But, and this brings us back to Locke’s argument, in all other realms/disciplines that claim to seek after truth, the purpose of protecting free inquiry is not so that people can believe whatever they like as long as they keep it to themselves.  It is, in fact, quite the opposite.  Free inquiry is protected so that we can get after common truth together, through honest dialogue and debate.  The goal of that process, of course, is that people might “be converted” not because they have been coerced, but because they have been personally convinced of the truthfulness of certain propositions.  In sum, the purpose of protecting free inquiry is not to secure relativism; it is to secure conversionism to that which is true.

The subversive act of hospitality

I’ve been talking with people these days about what hinders people in New York City from reaching out to their neighbors just to get to know them and start relationships.  While there are lots of reasons, one of the themes that emerged overwhelmingly was the deeply held belief in the inviolability of private/personal space, particularly in a city as densely populated as New York.  To venture beyond the social conventions of polite conversation in that wasteland called “the hallway” is to risk awkwardness and even a subtle ostracism.
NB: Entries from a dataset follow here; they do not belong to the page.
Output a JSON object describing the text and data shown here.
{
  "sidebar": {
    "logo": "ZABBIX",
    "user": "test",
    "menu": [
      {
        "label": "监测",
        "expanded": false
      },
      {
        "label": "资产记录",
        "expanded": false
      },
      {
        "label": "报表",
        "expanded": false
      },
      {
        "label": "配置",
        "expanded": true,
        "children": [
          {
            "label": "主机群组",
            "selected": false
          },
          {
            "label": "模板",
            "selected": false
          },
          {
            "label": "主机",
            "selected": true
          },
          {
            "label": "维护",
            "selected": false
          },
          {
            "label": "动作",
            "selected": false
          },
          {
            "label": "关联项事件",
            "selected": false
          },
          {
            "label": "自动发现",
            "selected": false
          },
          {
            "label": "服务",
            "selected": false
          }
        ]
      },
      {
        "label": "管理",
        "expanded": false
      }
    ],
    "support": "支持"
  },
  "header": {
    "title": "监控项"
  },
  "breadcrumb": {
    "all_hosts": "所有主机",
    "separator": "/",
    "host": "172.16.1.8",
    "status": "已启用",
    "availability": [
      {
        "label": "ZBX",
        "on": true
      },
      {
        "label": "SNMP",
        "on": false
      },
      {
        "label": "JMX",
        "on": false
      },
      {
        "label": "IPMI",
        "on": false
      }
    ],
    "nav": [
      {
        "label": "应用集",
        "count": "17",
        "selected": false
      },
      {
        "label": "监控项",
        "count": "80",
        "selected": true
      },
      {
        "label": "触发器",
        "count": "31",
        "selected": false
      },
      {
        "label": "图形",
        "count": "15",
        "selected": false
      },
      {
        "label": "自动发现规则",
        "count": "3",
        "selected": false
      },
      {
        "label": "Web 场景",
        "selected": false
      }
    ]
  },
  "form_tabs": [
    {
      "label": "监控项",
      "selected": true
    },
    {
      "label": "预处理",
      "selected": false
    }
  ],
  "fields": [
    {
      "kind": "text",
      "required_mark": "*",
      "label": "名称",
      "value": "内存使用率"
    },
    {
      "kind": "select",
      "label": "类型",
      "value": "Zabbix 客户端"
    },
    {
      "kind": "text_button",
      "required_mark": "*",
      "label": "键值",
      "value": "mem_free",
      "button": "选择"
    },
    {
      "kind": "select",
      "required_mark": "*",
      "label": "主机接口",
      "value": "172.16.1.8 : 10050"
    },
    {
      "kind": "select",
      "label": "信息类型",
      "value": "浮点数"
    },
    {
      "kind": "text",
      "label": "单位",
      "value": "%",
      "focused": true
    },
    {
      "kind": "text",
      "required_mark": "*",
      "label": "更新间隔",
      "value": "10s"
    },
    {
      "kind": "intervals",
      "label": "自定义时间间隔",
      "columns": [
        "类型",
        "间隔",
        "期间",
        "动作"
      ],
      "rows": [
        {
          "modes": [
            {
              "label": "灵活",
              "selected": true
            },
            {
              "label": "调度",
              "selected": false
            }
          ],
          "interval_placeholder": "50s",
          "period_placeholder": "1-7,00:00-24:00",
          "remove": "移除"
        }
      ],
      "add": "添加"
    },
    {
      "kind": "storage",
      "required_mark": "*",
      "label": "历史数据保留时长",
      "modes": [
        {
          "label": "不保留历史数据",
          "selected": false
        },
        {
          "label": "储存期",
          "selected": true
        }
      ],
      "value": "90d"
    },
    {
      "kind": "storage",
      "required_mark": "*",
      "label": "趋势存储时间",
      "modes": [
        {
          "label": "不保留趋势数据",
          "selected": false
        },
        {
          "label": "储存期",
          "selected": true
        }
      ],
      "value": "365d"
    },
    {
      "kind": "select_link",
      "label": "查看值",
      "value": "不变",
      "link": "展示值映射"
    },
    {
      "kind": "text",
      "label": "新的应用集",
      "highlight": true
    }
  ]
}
While we must admit that there is much of life that is meant to happen “in the privacy of your own home”, I think we ought to question whether our homes should be viewed as impenetrable fortresses of privacy.  Here’s why.  If all that we have is given to us by God, and if we agree with what I tell my kids almost every day, that “God gives us things so that we can share,” then we must conclude that God gives us our homes so that we can share them.  There is this great verse in Eph 4:28 where Paul tells the thief that he must no longer steal and should instead work for honest gain.  And then he gives him the reason why: so that he can have something to share with others–a pretty radical rationale for why we work and for why we can rightly seek to generate wealth!  This orientation towards sharing with others is why the bible places so much emphasis on hospitality (see Heb 13:2, 1 Pet 4:9, 3 John 5-8, et.al.).  A central truth of the gospel is that we were once strangers, without hope and without God in this world, but now in Christ we have been brought near through his blood (Eph 2:11-13).  And the bible seems to say that anyone who has tasted the sweetness of that truth will inevitably (though not easily) become a person marked by radical hospitality–“a lover of strangers”.

Yet somehow the idea of home as an intensely private space has become deeply entrenched in our culture.  But this was not always so.  There was a time when the home was the center of economic, educational and social life.  In some respects, it was the aggregation of “home life” that created public life in earlier western societies.  It wasn’t until the industrial revolution where work, largely for men, could no longer be done on the homestead and instead required a commute into the factory.  Economic life was divorced from home life and the ensuing result was the home life became privatized.  Many scholars have noted that it was this revolution that began to disenfranchise women in “public life” as they found themselves increasingly relegated to the “merely private” sphere of home.

But here, I think, is where Christian hospitality can be radically subversive–because hospitality defies the public/private dichotomy that shapes and distorts so much of modern life (a dichotomy that insists that religion must remain in the private sphere in order to create a peaceful public life together).  When a Christian refuses to see his home as private space where he is entitled to escape the demands of life with others, and instead sees his home as something given to him by God to be shared with others, that person is insisting that the life we call “private” was meant to be shared with others in “public”.

Or, in other words, the only way to achieve a peaceable public life together is for us to learn how to share a peaceable private life together–a private life shared not just with those who are like us, but one shared with those who differ.  Which is to say, we ought not to forget to “show hospitality to strangers, for by doing so some have shown hospitality to angels without knowing it” (Heb 13:2).